## [Working data]

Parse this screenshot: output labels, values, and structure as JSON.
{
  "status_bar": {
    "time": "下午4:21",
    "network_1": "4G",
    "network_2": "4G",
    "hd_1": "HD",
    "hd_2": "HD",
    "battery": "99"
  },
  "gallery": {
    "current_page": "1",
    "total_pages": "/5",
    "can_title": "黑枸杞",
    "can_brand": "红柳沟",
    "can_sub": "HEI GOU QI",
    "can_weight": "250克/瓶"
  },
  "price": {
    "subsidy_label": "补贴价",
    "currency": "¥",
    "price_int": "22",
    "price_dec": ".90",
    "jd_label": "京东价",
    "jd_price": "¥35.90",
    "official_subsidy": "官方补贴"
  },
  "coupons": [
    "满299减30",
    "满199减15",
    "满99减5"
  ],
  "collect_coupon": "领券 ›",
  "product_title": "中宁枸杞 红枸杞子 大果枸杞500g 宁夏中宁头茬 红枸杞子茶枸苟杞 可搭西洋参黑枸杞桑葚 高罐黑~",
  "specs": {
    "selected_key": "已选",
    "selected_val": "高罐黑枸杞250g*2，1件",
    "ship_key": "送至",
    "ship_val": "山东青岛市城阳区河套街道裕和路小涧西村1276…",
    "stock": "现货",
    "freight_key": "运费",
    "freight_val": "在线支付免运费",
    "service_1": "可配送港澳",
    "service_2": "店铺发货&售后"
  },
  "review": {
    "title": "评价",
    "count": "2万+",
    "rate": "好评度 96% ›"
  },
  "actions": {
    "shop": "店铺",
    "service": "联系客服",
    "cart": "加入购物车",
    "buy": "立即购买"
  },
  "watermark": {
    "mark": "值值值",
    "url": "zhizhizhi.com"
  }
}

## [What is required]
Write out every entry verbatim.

## [Answer section]
Parse this screenshot: output labels, values, and structure as JSON.
{
  "status_bar": {
    "time": "下午4:21",
    "network_1": "4G",
    "network_2": "4G",
    "hd_1": "HD",
    "hd_2": "HD",
    "battery": "99"
  },
  "gallery": {
    "current_page": "1",
    "total_pages": "/5",
    "can_title": "黑枸杞",
    "can_brand": "红柳沟",
    "can_sub": "HEI GOU QI",
    "can_weight": "250克/瓶"
  },
  "price": {
    "subsidy_label": "补贴价",
    "currency": "¥",
    "price_int": "22",
    "price_dec": ".90",
    "jd_label": "京东价",
    "jd_price": "¥35.90",
    "official_subsidy": "官方补贴"
  },
  "coupons": [
    "满299减30",
    "满199减15",
    "满99减5"
  ],
  "collect_coupon": "领券 ›",
  "product_title": "中宁枸杞 红枸杞子 大果枸杞500g 宁夏中宁头茬 红枸杞子茶枸苟杞 可搭西洋参黑枸杞桑葚 高罐黑~",
  "specs": {
    "selected_key": "已选",
    "selected_val": "高罐黑枸杞250g*2，1件",
    "ship_key": "送至",
    "ship_val": "山东青岛市城阳区河套街道裕和路小涧西村1276…",
    "stock": "现货",
    "freight_key": "运费",
    "freight_val": "在线支付免运费",
    "service_1": "可配送港澳",
    "service_2": "店铺发货&售后"
  },
  "review": {
    "title": "评价",
    "count": "2万+",
    "rate": "好评度 96% ›"
  },
  "actions": {
    "shop": "店铺",
    "service": "联系客服",
    "cart": "加入购物车",
    "buy": "立即购买"
  },
  "watermark": {
    "mark": "值值值",
    "url": "zhizhizhi.com"
  }
}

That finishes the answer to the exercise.